The Attorney General Office (AGO) of Indonesia has arrested the former director-general of the country’s Ministry of Mining and Coal over the alleged enabling of unlawful nickel mining in the country.
Ridwan Djamaluddin is accused of having helped grant nickel ore licences to several groups of miners in 2021. These miners then used the given approvals to mine in areas outside of their concessions, costing the Indonesian Government Rp5.7trn ($375m) in lost revenue.
This lost revenue came from alleged extraction across 157 hectares belonging to the country’s state nickel miner Aneka Tambang. The most prominent miner accused was PT Kabaena Kromit Pratama, which Djamaluddin is alleged to have met with to discuss the allowed nickel permit.

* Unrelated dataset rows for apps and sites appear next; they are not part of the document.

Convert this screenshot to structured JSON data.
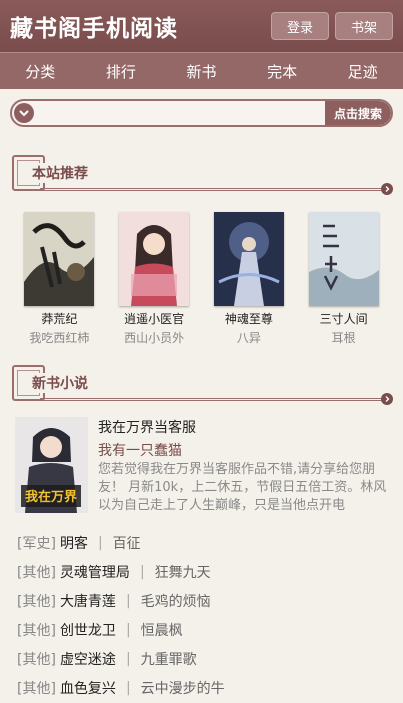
{
  "header": {
    "title": "藏书阁手机阅读",
    "login_label": "登录",
    "bookshelf_label": "书架"
  },
  "nav": [
    "分类",
    "排行",
    "新书",
    "完本",
    "足迹"
  ],
  "search": {
    "placeholder": "",
    "button_label": "点击搜索"
  },
  "recommend": {
    "title": "本站推荐",
    "books": [
      {
        "title": "莽荒纪",
        "author": "我吃西红柿"
      },
      {
        "title": "逍遥小医官",
        "author": "西山小员外"
      },
      {
        "title": "神魂至尊",
        "author": "八异"
      },
      {
        "title": "三寸人间",
        "author": "耳根"
      }
    ]
  },
  "new_books": {
    "title": "新书小说",
    "featured": {
      "title": "我在万界当客服",
      "author": "我有一只蠢猫",
      "description": "您若觉得我在万界当客服作品不错,请分享给您朋友！ 月新10k，上二休五，节假日五倍工资。林风以为自己走上了人生巅峰，只是当他点开电"
    },
    "list": [
      {
        "category": "[军史]",
        "title": "明客",
        "author": "百征"
      },
      {
        "category": "[其他]",
        "title": "灵魂管理局",
        "author": "狂舞九天"
      },
      {
        "category": "[其他]",
        "title": "大唐青莲",
        "author": "毛鸡的烦恼"
      },
      {
        "category": "[其他]",
        "title": "创世龙卫",
        "author": "恒晨枫"
      },
      {
        "category": "[其他]",
        "title": "虚空迷途",
        "author": "九重罪歌"
      },
      {
        "category": "[其他]",
        "title": "血色复兴",
        "author": "云中漫步的牛"
      }
    ]
  },
  "colors": {
    "header_bg": "#7a4c4c",
    "nav_bg": "#956868",
    "accent": "#8d5f5f",
    "page_bg": "#f4f0ea"
  }
}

The AGO stated: “On 14 December 2021, [Ridwan Djamaluddin] chaired a limited meeting and decided to simplify aspects of the mining company’s [work plan and budget] assessment. As a result, PT Kabaena Kromit Pratama, which no longer has nickel deposits in its permit area, received an ore nickel mining quota for 2022 of 1.5m metric tons, as well as several other companies located around the Mandiodo Block.”
In reality PT Kabaena Kromit Pratama, along with several other companies, either used or sold its permit to facilitate nickel extraction on lands belonging to Aneka Tambang that did not have a nickel mining quota. The AGO added that a total of ten people are being questioned in connection with the case, including Djamaluddin.
Indonesia was the world’s largest producer of nickel in 2022, with output increasing year-on-year up to 2021, and set to rise by 4% a year further until 2026. Despite this, the country has long struggled to combat illegal mining. More than 2,000 illegal mines exist in the country. In 2020, the country banned the export of raw nickel in order to entice investment into the country’s mining industry and increase its viability as a global electric vehicle battery production hub.